Moving files #

You can move files from one directory to another like so,

mv path/to/file/filename new/path
mv path/to/file/new/path/filename .
mv filename ..

Note that . indicates the current directory, so the second command above moves the file from path/to/file/new/path/filename to the current directory. As mentioned previously, .. indicates the parent directory, so the last command moves the file filename to the parent directory.

Press + to interact
mkdir newfolder
mv fileName.txt newfolder
mv newfolder/fileName.txt .

Removing files #

You can remove files with the command

rm fileName
Press + to interact
touch fileName # Creating a file
rm fileName # Removing it

Quick quiz on the command line!


What does the ls command do?


It lists all the directories


It lists all the files, directories, and files within child directories


It lists all the files and directories within a folder


It lists all the files, hidden files and directories within a folder

Question 1 of 20 attempted
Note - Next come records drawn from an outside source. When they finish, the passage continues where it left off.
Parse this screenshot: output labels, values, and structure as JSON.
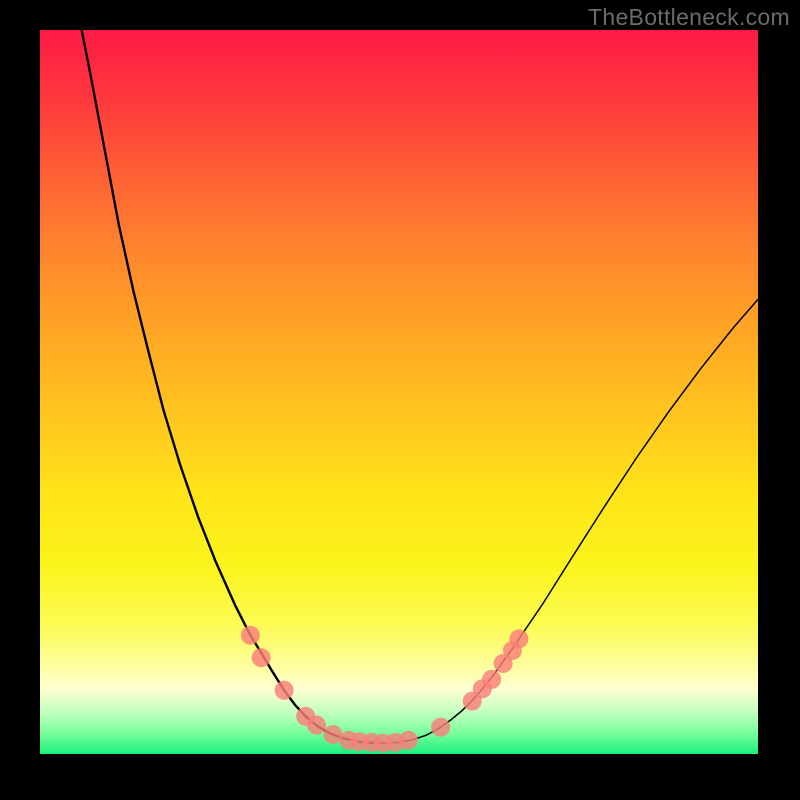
{
  "watermark": "TheBottleneck.com",
  "chart_data": {
    "type": "line",
    "title": "",
    "xlabel": "",
    "ylabel": "",
    "xlim": [
      0,
      1
    ],
    "ylim": [
      0,
      1
    ],
    "curve": [
      [
        0.058,
        0.0
      ],
      [
        0.07,
        0.06
      ],
      [
        0.09,
        0.165
      ],
      [
        0.11,
        0.27
      ],
      [
        0.13,
        0.36
      ],
      [
        0.15,
        0.44
      ],
      [
        0.172,
        0.525
      ],
      [
        0.195,
        0.6
      ],
      [
        0.22,
        0.672
      ],
      [
        0.245,
        0.735
      ],
      [
        0.272,
        0.795
      ],
      [
        0.293,
        0.836
      ],
      [
        0.308,
        0.86
      ],
      [
        0.323,
        0.885
      ],
      [
        0.34,
        0.912
      ],
      [
        0.355,
        0.932
      ],
      [
        0.37,
        0.948
      ],
      [
        0.387,
        0.962
      ],
      [
        0.405,
        0.972
      ],
      [
        0.425,
        0.979
      ],
      [
        0.45,
        0.984
      ],
      [
        0.475,
        0.985
      ],
      [
        0.5,
        0.984
      ],
      [
        0.52,
        0.98
      ],
      [
        0.538,
        0.974
      ],
      [
        0.555,
        0.965
      ],
      [
        0.572,
        0.953
      ],
      [
        0.588,
        0.94
      ],
      [
        0.603,
        0.925
      ],
      [
        0.616,
        0.91
      ],
      [
        0.63,
        0.893
      ],
      [
        0.645,
        0.872
      ],
      [
        0.66,
        0.852
      ],
      [
        0.667,
        0.841
      ],
      [
        0.7,
        0.793
      ],
      [
        0.74,
        0.73
      ],
      [
        0.785,
        0.66
      ],
      [
        0.83,
        0.592
      ],
      [
        0.875,
        0.528
      ],
      [
        0.92,
        0.468
      ],
      [
        0.965,
        0.412
      ],
      [
        1.0,
        0.372
      ]
    ],
    "markers_left": [
      [
        0.293,
        0.836
      ],
      [
        0.308,
        0.867
      ],
      [
        0.34,
        0.912
      ],
      [
        0.37,
        0.948
      ],
      [
        0.385,
        0.96
      ],
      [
        0.408,
        0.973
      ]
    ],
    "markers_bottom": [
      [
        0.43,
        0.981
      ],
      [
        0.445,
        0.983
      ],
      [
        0.462,
        0.984
      ],
      [
        0.478,
        0.985
      ],
      [
        0.495,
        0.984
      ],
      [
        0.513,
        0.981
      ]
    ],
    "markers_right": [
      [
        0.558,
        0.963
      ],
      [
        0.602,
        0.927
      ],
      [
        0.616,
        0.91
      ],
      [
        0.629,
        0.897
      ],
      [
        0.645,
        0.875
      ],
      [
        0.658,
        0.857
      ],
      [
        0.667,
        0.841
      ]
    ],
    "marker_radius": 9.5,
    "marker_color": "#f97f79"
  }
}
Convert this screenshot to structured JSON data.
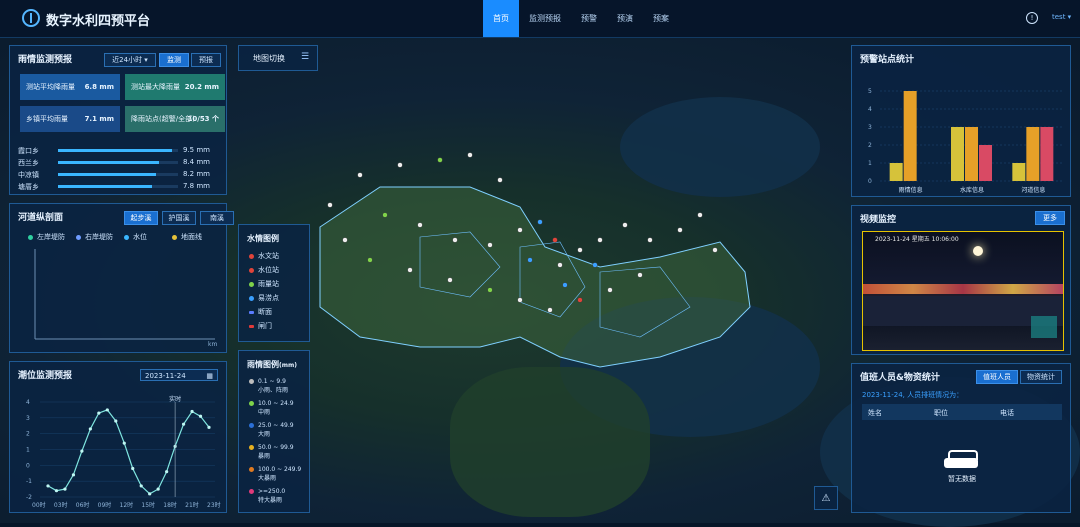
{
  "header": {
    "title": "数字水利四预平台",
    "nav": [
      "首页",
      "监测预报",
      "预警",
      "预演",
      "预案"
    ],
    "active_index": 0,
    "user": "test"
  },
  "rain_panel": {
    "title": "雨情监测预报",
    "range_select": "近24小时",
    "btn_monitor": "监测",
    "btn_forecast": "预报",
    "stats": [
      {
        "label": "测站平均降雨量",
        "value": "6.8 mm"
      },
      {
        "label": "测站最大降雨量",
        "value": "20.2 mm"
      },
      {
        "label": "乡镇平均雨量",
        "value": "7.1 mm"
      },
      {
        "label": "降雨站点(超警/全部)",
        "value": "10/53 个"
      }
    ],
    "stations": [
      {
        "name": "霞口乡",
        "value": "9.5 mm",
        "ratio": 0.95
      },
      {
        "name": "西兰乡",
        "value": "8.4 mm",
        "ratio": 0.84
      },
      {
        "name": "中凉镇",
        "value": "8.2 mm",
        "ratio": 0.82
      },
      {
        "name": "塘厝乡",
        "value": "7.8 mm",
        "ratio": 0.78
      }
    ]
  },
  "river_panel": {
    "title": "河道纵剖面",
    "tabs": [
      "起步溪",
      "护国溪",
      "南溪"
    ],
    "legend": [
      "左岸堤防",
      "右岸堤防",
      "水位",
      "地面线"
    ],
    "unit": "km"
  },
  "tide_panel": {
    "title": "潮位监测预报",
    "date": "2023-11-24",
    "marker_label": "实时",
    "y_ticks": [
      "4",
      "3",
      "2",
      "1",
      "0",
      "-1",
      "-2"
    ],
    "x_ticks": [
      "00时",
      "03时",
      "06时",
      "09时",
      "12时",
      "15时",
      "18时",
      "21时",
      "23时"
    ],
    "values": [
      -1.3,
      -1.6,
      -1.5,
      -0.6,
      0.9,
      2.3,
      3.3,
      3.5,
      2.8,
      1.4,
      -0.2,
      -1.3,
      -1.8,
      -1.5,
      -0.4,
      1.2,
      2.6,
      3.4,
      3.1,
      2.4
    ]
  },
  "map_switch": {
    "label": "地图切换"
  },
  "water_legend": {
    "title": "水情图例",
    "items": [
      {
        "label": "水文站",
        "color": "#e0443a"
      },
      {
        "label": "水位站",
        "color": "#e0443a"
      },
      {
        "label": "雨量站",
        "color": "#7fd34a"
      },
      {
        "label": "易涝点",
        "color": "#3aa0ff"
      },
      {
        "label": "断面",
        "color": "#5b7cff"
      },
      {
        "label": "闸门",
        "color": "#e03a3a"
      }
    ]
  },
  "rain_legend": {
    "title": "雨情图例",
    "unit": "(mm)",
    "items": [
      {
        "range": "0.1 ~ 9.9",
        "name": "小雨、阵雨",
        "color": "#bdbdbd"
      },
      {
        "range": "10.0 ~ 24.9",
        "name": "中雨",
        "color": "#7fd34a"
      },
      {
        "range": "25.0 ~ 49.9",
        "name": "大雨",
        "color": "#2b6fd6"
      },
      {
        "range": "50.0 ~ 99.9",
        "name": "暴雨",
        "color": "#e6b020"
      },
      {
        "range": "100.0 ~ 249.9",
        "name": "大暴雨",
        "color": "#e07a20"
      },
      {
        "range": ">=250.0",
        "name": "特大暴雨",
        "color": "#e03a7a"
      }
    ]
  },
  "warn_panel": {
    "title": "预警站点统计",
    "y_ticks": [
      "5",
      "4",
      "3",
      "2",
      "1",
      "0"
    ],
    "ylim": [
      0,
      5
    ],
    "chart_data": {
      "type": "bar",
      "categories": [
        "雨情信息",
        "水库信息",
        "河道信息"
      ],
      "series": [
        {
          "name": "",
          "values": [
            1,
            3,
            1
          ],
          "color": "#d6c23a"
        },
        {
          "name": "",
          "values": [
            5,
            3,
            3
          ],
          "color": "#e6a028"
        },
        {
          "name": "",
          "values": [
            0,
            2,
            3
          ],
          "color": "#d94a64"
        }
      ]
    }
  },
  "video_panel": {
    "title": "视频监控",
    "more": "更多",
    "timestamp": "2023-11-24 星期五 10:06:00"
  },
  "duty_panel": {
    "title": "值班人员&物资统计",
    "tabs": [
      "值班人员",
      "物资统计"
    ],
    "subtitle": "2023-11-24, 人员排班情况为：",
    "columns": [
      "姓名",
      "职位",
      "电话"
    ],
    "empty": "暂无数据"
  }
}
Now that we know some command line basics, let’s move on to learning version control with Git in the next lesson!